> _WHAT THE EXERCISE ASKS_
In the data below, which lines hold "International"? Copy every one.

Items listed in a dataset:
---------------

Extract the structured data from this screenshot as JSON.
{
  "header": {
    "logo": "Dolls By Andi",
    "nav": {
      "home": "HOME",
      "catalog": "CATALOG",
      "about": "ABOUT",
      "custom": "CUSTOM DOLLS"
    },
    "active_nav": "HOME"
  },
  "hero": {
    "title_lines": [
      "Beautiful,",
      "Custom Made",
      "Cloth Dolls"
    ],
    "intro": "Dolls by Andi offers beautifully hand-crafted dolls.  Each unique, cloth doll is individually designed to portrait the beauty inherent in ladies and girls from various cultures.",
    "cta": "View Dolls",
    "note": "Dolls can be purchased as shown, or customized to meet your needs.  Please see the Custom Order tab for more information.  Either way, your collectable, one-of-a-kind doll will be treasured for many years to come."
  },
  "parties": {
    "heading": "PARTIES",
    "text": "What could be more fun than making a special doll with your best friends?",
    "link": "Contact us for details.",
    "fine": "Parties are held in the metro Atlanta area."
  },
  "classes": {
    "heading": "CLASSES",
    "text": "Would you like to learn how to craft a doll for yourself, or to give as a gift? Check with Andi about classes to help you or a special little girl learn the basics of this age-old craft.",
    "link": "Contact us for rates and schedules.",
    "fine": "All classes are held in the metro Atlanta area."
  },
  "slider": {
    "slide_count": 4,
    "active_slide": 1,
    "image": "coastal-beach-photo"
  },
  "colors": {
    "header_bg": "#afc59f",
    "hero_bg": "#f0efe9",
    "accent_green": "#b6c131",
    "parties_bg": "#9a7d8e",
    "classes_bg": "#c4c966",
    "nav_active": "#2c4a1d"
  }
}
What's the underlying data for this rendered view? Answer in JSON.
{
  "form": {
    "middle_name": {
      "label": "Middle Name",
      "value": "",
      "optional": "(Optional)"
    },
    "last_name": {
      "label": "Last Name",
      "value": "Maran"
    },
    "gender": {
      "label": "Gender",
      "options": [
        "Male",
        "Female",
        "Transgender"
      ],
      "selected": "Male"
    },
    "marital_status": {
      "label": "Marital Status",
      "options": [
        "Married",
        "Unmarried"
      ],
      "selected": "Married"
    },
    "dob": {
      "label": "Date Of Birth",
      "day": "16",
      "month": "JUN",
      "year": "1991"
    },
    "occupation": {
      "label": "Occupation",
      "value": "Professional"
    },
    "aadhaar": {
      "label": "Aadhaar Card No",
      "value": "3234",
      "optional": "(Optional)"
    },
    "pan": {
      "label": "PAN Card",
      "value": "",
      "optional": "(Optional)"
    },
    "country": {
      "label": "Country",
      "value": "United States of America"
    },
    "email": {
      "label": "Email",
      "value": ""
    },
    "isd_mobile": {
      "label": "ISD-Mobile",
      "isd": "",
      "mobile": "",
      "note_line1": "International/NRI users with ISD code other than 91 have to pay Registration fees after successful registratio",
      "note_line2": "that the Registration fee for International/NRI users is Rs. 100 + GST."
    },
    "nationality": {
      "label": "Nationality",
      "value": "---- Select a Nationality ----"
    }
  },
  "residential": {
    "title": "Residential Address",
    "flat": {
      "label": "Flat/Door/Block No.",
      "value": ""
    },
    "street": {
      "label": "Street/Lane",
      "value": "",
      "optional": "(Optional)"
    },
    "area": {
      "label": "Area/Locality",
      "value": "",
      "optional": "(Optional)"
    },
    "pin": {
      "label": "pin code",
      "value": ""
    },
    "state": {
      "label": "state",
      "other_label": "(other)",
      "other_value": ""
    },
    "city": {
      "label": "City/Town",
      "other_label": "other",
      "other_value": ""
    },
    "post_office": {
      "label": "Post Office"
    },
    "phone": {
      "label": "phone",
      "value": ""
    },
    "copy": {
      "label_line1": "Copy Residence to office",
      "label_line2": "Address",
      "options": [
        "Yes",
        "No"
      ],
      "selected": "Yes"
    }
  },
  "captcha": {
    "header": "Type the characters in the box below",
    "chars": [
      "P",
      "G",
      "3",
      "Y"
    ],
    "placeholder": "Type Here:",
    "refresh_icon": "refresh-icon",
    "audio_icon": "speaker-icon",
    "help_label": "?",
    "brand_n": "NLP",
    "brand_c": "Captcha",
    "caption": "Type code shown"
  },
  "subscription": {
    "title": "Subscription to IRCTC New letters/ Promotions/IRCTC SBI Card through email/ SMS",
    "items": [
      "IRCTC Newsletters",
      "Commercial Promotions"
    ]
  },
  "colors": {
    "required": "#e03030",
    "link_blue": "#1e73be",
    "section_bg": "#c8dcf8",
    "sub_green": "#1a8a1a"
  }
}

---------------

> _REPLY TO THE EXERCISE_
      "note_line1": "International/NRI users with ISD code other than 91 have to pay Registration fees after successful registratio",
      "note_line2": "that the Registration fee for International/NRI users is Rs. 100 + GST."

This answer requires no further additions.